YOUR OBJECTIVE: Filter the records for lines holding the string "Jenkins".

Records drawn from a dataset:
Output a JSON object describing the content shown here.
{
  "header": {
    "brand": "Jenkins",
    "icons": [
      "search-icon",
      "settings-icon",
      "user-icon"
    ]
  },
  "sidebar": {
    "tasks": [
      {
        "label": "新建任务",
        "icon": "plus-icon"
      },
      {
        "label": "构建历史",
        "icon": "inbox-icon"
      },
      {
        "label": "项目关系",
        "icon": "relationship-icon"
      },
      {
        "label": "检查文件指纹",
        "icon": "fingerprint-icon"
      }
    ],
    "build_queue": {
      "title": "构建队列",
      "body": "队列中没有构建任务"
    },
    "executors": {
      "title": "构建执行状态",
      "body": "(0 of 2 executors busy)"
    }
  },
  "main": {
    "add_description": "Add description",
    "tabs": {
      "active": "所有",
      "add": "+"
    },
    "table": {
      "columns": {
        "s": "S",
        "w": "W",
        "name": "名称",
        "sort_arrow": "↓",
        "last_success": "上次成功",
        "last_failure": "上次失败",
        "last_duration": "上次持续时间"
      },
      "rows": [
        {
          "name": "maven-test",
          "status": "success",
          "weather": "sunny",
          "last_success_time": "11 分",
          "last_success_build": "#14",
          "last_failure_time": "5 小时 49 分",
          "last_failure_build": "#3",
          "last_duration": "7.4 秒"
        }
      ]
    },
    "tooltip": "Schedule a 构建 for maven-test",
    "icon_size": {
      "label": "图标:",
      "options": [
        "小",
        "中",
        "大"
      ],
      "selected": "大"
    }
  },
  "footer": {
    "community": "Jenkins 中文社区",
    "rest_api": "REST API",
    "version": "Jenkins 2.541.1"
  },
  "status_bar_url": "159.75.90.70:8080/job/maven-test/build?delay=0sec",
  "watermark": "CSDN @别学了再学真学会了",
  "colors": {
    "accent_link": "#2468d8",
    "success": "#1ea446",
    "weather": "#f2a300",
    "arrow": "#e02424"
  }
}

ANSWER:
    "brand": "Jenkins",
    "community": "Jenkins 中文社区",
    "version": "Jenkins 2.541.1"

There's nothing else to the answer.